**Instructions for the task:**
Your reply should hold only the lines from the records below where "không" occurs.

**Material to process:**
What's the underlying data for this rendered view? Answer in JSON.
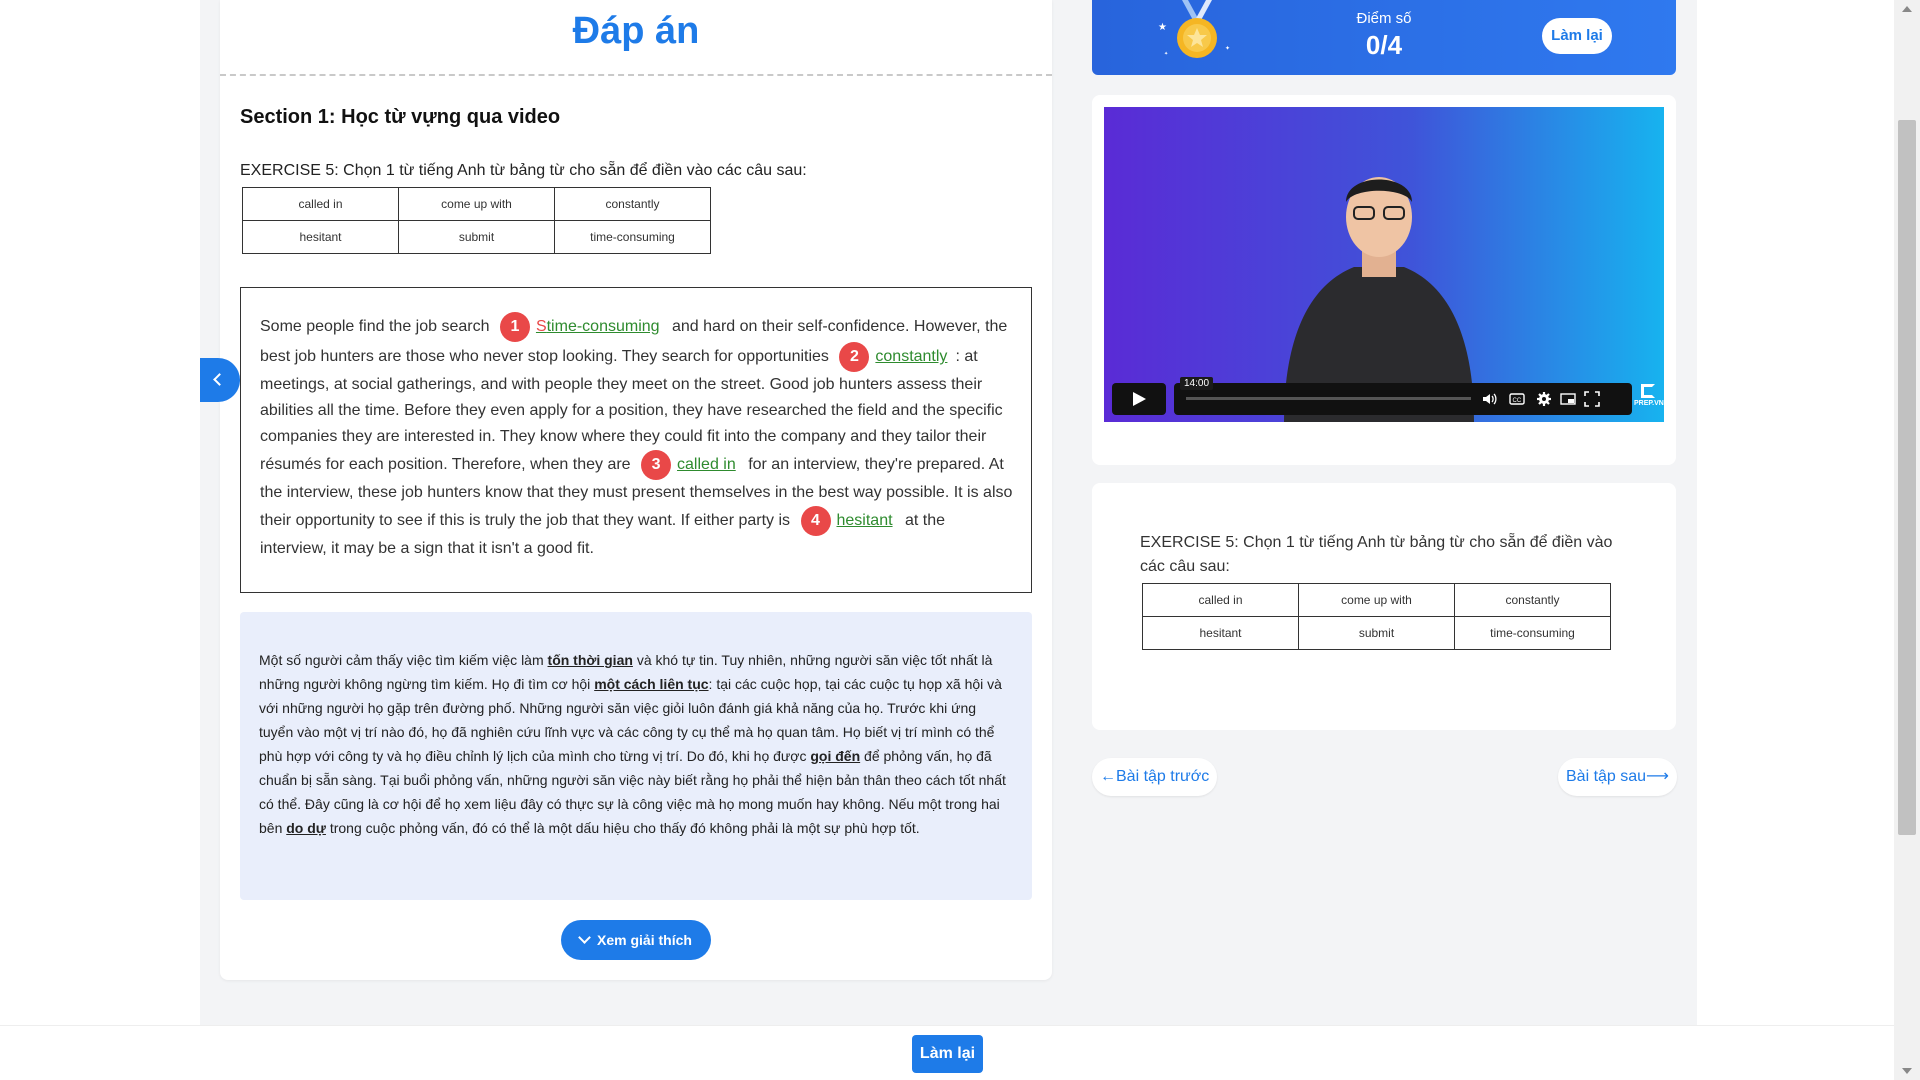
{
  "answer_title": "Đáp án",
  "section_title": "Section 1: Học từ vựng qua video",
  "exercise_label": "EXERCISE 5: Chọn 1 từ tiếng Anh từ bảng từ cho sẵn để điền vào các câu sau:",
  "word_table": [
    [
      "called in",
      "come up with",
      "constantly"
    ],
    [
      "hesitant",
      "submit",
      "time-consuming"
    ]
  ],
  "passage": {
    "t1": "Some people find the job search",
    "n1": "1",
    "a1_wrong": "S",
    "a1": "time-consuming",
    "t2": "and hard on their self-confidence. However, the best job hunters are those who never stop looking. They search for opportunities",
    "n2": "2",
    "a2": "constantly",
    "t3": ": at meetings, at social gatherings, and with people they meet on the street. Good job hunters assess their abilities all the time. Before they even apply for a position, they have researched the field and the specific companies they are interested in. They know where they could fit into the company and they tailor their résumés for each position. Therefore, when they are",
    "n3": "3",
    "a3": "called in",
    "t4": "for an interview, they're prepared. At the interview, these job hunters know that they must present themselves in the best way possible. It is also their opportunity to see if this is truly the job that they want. If either party is",
    "n4": "4",
    "a4": "hesitant",
    "t5": "at the interview, it may be a sign that it isn't a good fit."
  },
  "translation": {
    "p1": "Một số người cảm thấy việc tìm kiếm việc làm",
    "b1": "tốn thời gian",
    "p2": "và khó tự tin. Tuy nhiên, những người săn việc tốt nhất là những người không ngừng tìm kiếm. Họ đi tìm cơ hội",
    "b2": "một cách liên tục",
    "p3": ": tại các cuộc họp, tại các cuộc tụ họp xã hội và với những người họ gặp trên đường phố. Những người săn việc giỏi luôn đánh giá khả năng của họ. Trước khi ứng tuyển vào một vị trí nào đó, họ đã nghiên cứu lĩnh vực và các công ty cụ thể mà họ quan tâm. Họ biết vị trí mình có thể phù hợp với công ty và họ điều chỉnh lý lịch của mình cho từng vị trí. Do đó, khi họ được",
    "b3": "gọi đến",
    "p4": "để phỏng vấn, họ đã chuẩn bị sẵn sàng. Tại buổi phỏng vấn, những người săn việc này biết rằng họ phải thể hiện bản thân theo cách tốt nhất có thể. Đây cũng là cơ hội để họ xem liệu đây có thực sự là công việc mà họ mong muốn hay không. Nếu một trong hai bên",
    "b4": "do dự",
    "p5": "trong cuộc phỏng vấn, đó có thể là một dấu hiệu cho thấy đó không phải là một sự phù hợp tốt."
  },
  "explain_button": "Xem giải thích",
  "score": {
    "label": "Điểm số",
    "value": "0/4",
    "retry": "Làm lại"
  },
  "video": {
    "time_tip": "14:00",
    "brand": "PREP.VN"
  },
  "exercise_card_text": "EXERCISE 5: Chọn 1 từ tiếng Anh từ bảng từ cho sẵn để điền vào các câu sau:",
  "nav": {
    "prev": "←Bài tập trước",
    "next": "Bài tập sau⟶"
  },
  "footer": {
    "retry": "Làm lại"
  },
  "colors": {
    "accent": "#1e7be8",
    "correct": "#2e8b2e",
    "marker": "#e94848"
  }
}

**Task output:**
    "p2": "và khó tự tin. Tuy nhiên, những người săn việc tốt nhất là những người không ngừng tìm kiếm. Họ đi tìm cơ hội",
    "p4": "để phỏng vấn, họ đã chuẩn bị sẵn sàng. Tại buổi phỏng vấn, những người săn việc này biết rằng họ phải thể hiện bản thân theo cách tốt nhất có thể. Đây cũng là cơ hội để họ xem liệu đây có thực sự là công việc mà họ mong muốn hay không. Nếu một trong hai bên",
    "p5": "trong cuộc phỏng vấn, đó có thể là một dấu hiệu cho thấy đó không phải là một sự phù hợp tốt."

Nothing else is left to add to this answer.